- Take advantage of tax-free cash
- Access up to 55% of the value of your house
- No payment is required until the mortgage is due
- Keep your home
- Repay the loan at any time
- Appreciation is yours if the value of your house increases
- Won’t affect OAS or GIS benefits
- Higher interest rate compared to traditional mortgages
- Start-up fees can be high
- Home equity can decline as interest accumulates on the loan
- After death, your estate will have a certain time limit when the loan must be paid off
- There will be a reduction of money left in your estate after your death
- Reverse mortgages aren’t offered by all lenders
How to Qualify For a Reverse Mortgage?
In order to qualify for a reverse mortgage, you need to be a Canadian homeowner and 55 years of age or older. Aside from this, there are a few factors that most reverse mortgage lenders will take into consideration, including:
- Value of house
- Type of house
- Home equity
How to Pay Off a Reverse Mortgage

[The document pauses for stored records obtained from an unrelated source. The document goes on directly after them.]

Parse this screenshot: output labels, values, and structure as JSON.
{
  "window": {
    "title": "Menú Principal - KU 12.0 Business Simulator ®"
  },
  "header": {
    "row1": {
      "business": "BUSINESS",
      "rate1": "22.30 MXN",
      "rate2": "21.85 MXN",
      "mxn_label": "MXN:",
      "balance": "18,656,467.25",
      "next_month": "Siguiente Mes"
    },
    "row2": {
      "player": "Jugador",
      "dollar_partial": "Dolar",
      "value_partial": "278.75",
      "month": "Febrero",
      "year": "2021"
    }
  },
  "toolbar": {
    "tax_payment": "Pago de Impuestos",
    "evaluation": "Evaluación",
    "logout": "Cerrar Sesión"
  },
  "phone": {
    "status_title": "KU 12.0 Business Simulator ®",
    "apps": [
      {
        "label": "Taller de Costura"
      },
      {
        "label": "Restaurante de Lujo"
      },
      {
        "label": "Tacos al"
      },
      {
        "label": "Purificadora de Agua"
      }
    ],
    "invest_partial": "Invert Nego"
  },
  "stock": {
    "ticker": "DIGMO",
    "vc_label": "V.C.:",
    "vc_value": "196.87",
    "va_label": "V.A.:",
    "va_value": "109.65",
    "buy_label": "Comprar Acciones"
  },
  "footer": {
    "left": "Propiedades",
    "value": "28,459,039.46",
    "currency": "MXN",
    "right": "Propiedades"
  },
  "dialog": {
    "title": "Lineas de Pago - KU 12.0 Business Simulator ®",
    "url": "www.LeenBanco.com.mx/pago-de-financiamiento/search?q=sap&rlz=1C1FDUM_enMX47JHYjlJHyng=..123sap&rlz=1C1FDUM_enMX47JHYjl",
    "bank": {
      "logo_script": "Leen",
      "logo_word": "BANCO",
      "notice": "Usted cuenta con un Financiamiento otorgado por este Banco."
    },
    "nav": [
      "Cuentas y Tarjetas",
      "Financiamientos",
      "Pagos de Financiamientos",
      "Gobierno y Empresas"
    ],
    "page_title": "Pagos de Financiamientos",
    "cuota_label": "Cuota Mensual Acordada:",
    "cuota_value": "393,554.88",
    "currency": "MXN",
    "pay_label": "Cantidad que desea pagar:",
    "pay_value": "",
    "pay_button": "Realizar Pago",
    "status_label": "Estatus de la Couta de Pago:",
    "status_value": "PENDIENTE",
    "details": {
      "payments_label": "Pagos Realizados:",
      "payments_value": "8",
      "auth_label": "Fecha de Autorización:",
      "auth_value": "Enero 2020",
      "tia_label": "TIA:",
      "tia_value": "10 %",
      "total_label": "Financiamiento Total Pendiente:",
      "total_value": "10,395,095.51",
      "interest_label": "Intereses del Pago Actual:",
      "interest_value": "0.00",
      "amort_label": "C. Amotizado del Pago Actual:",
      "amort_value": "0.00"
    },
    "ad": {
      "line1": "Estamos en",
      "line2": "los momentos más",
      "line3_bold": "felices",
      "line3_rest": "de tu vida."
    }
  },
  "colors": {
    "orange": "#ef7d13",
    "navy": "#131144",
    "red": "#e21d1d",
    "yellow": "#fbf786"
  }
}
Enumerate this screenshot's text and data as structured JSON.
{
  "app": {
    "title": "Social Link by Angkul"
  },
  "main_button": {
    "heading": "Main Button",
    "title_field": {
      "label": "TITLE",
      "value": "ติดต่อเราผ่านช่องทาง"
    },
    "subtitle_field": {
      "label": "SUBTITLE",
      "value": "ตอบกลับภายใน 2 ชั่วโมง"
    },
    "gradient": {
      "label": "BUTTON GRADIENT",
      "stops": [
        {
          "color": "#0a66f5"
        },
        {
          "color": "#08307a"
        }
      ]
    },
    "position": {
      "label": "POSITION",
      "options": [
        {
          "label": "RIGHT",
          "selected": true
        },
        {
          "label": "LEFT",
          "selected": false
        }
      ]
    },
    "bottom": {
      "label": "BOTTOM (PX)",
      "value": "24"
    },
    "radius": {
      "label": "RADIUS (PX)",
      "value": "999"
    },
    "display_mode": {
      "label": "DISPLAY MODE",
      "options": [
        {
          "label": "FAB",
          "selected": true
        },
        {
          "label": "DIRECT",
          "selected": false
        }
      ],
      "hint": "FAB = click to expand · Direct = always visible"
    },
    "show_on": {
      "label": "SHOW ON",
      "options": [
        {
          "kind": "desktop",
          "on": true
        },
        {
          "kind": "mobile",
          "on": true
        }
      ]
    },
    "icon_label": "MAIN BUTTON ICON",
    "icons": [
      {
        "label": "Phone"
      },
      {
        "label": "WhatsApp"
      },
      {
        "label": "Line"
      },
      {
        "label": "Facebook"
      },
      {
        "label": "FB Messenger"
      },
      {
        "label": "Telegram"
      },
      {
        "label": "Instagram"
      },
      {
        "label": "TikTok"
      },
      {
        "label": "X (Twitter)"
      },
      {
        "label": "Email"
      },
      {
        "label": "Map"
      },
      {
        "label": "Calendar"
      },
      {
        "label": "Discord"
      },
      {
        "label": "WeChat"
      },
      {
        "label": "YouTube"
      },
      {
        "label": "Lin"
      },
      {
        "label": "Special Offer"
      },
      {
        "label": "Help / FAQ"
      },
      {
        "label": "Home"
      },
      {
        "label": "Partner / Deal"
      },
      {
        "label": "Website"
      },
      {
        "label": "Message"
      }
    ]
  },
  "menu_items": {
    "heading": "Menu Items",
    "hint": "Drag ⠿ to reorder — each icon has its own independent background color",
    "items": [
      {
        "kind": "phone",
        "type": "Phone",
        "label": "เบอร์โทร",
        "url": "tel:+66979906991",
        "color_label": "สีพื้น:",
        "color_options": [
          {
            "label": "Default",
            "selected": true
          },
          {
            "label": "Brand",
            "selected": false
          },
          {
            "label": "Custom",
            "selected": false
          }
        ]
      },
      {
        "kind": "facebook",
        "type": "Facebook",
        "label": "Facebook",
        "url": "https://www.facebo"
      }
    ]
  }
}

Regular payments on a reverse mortgage are not required. Instead, you can repay the principal and interest at any time. That said, you might be charged a fee if you choose to repay your reverse mortgage in full early.
The most common way to repay a reverse mortgage is by selling the property. The proceeds of the sale can then be used to pay off the loan amount in full, and after the mortgage is paid, any remaining equity in the property can be kept.
If you pass away before this time, your heirs will be responsible for paying off the loan amount. Again, the most common way that a reverse mortgage is paid off in this circumstance is to sell the home and use the sale proceeds to repay the reverse mortgage amount. At the end of the day, the only way that you can get out of a reverse mortgage is if you sell your house or pass away if you’re unable (or your heirs are unable) to come up with the funds needed to pay it off in full.
Be on the lookout for these reverse mortgage scams, click here.
Always Ask Your Reverse Mortgage Lender These Questions
Before you take out a reverse mortgage, there are certain important questions that you should ask the lender first, including the following:
- How much are the fees associated with a reverse mortgage?
- What is the interest rate?
- What are the early payment penalty fees charged?
- Are there any penalties if I sell the home?
- How will the funds be made available?
- How much time do my heirs have to pay off the balance of the mortgage if I pass away?
- What happens if the loan amount is higher than the property’s value when it’s time to repay the loan?
Use a Reverse Mortgage to Plan For Your Future
A reverse mortgage is a great way for individuals and couples to plan for their future and for retirement. But, one of the biggest benefits of this type of financing is that you can use the money for any current or future expenses you come across. Whether that’s to pay down debt, renovate your home, or travel, a reverse mortgage can help you achieve your goals and cover the costs of any expenses along the way.
Largest Lender Network In Canada
Save time and money with Loans Canada. Research and compare lenders before you apply. Share your experiences with Canada's top lenders.